- Some states require “reporting time pay” for nonexempt employees who are sent home early after having showed up for work as scheduled. This may apply to remote employees, as well. For instance, per the California Department of Industrial Relations, California employees who present “themselves for work by logging on to a computer remotely,” are eligible for reporting time pay.
- There may be special situations — such as training time, travel time, or split shifts — that need to be tracked and recorded.
Your employees are physically out of sight, so how do you manage their time? The solution lies in developing strong timekeeping protocols for your remote team.
Timekeeping best practices
Develop a written timekeeping policy for your remote team.
In the policy:
- Make clear that all remote nonexempt employees must correctly record their hours worked using the designated timekeeping system.
- Say that employees must not work outside of their scheduled hours without advance approval from their manager or supervisor.
- State the consequences of working unauthorized hours or overtime, or falsifying time records.
- Explain what employees should do if they want to work outside of their scheduled hours.
- List any timekeeping expectations you have for salaried, exempt employees.
- Inform employees that their timekeeping data is subject to approval by their manager or supervisor.
- Let employees know they are responsible for recording their own work time and maintaining those records.
- Require employees to record all time worked, including time spent checking work emails and accessing the company network.
- Tell employees how and when to submit their timekeeping data if you’re using a system that does not automatically send the information to managers or supervisors.
Give employees what they need to track and record their time

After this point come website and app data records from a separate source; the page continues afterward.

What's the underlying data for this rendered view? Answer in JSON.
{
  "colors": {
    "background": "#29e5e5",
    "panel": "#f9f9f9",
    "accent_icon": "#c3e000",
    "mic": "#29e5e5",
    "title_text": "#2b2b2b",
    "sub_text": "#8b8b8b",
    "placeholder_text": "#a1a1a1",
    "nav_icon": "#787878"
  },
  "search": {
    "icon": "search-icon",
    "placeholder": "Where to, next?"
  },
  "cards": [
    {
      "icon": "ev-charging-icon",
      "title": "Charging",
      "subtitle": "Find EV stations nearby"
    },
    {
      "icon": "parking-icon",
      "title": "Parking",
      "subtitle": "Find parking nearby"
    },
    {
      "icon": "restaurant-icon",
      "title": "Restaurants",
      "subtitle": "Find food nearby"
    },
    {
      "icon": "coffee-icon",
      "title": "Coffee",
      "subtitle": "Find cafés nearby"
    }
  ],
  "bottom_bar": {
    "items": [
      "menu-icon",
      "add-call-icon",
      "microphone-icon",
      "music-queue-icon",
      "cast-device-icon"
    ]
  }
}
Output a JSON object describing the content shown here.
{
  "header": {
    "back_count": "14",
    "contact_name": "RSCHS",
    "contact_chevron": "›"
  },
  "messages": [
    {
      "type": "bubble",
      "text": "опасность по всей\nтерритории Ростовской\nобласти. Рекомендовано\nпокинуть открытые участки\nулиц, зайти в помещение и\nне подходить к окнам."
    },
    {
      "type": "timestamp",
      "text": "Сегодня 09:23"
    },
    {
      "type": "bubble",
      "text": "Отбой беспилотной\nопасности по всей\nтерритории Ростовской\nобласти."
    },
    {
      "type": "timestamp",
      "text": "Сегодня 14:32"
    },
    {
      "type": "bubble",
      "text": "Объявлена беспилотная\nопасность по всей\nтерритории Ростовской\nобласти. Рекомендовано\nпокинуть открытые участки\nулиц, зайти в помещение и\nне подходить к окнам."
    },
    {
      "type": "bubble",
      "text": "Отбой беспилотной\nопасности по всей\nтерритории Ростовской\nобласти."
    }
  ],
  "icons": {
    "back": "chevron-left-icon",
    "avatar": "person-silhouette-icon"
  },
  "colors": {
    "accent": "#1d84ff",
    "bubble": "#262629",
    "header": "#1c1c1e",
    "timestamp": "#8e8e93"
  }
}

You could utilize spreadsheets or electronic timesheets, or have employees email their hours to their manager or supervisor. However, these systems are out-of-date and error-prone.
A more dependable approach is to leverage a web-based system that lets employees clock in and out through your web browser or their mobile device. For example, the Zenefits Employee Time & Scheduling solution:
- Eliminates the need for spreadsheets and electronic timesheets
- Facilitates clocking in/out remotely, from any location
- Simplifies scheduling and complex time and labor procedures
- Enables employees to request paid time off
- Tracks time for employees and independent contractors
- Lets you monitor employees’ work activities in real time
- Provides visibility into employees’ whereabouts when working
- Strengthens fraud protection
- Rounds employees’ time worked, in accordance with federal and state rules
- Integrates with payroll, thereby reducing manual data entry and the risk of errors
- Comes with an array of real-time reporting tools so you can gain deeper insight into your remote team’s work activities
These features help resolve many of the issues we mentioned in the first section.
If you still prefer to use an alternative timekeeping method, such as electronic timesheets, have your employees sign and date their submissions.
Let each member of your remote team know:
- How many hours you expect them to work each workday and workweek
- The amount of hours they can work consecutively, and their allotted break times
- How to operate the timekeeping system, including instructions for sending PTO requests
- What to do if they need to leave work early for personal reasons
Don’t withhold pay because of failure to clock in/out
Under the FLSA, you must pay employees for all hours worked, regardless of whether they recorded or submitted their time. You should be able to tell whether your employees — including those working remotely — performed the work or not. If they did the work, you must pay them for it.
Though you can discipline employees for not following your timekeeping policies, the repercussions should not involve withholding their pay.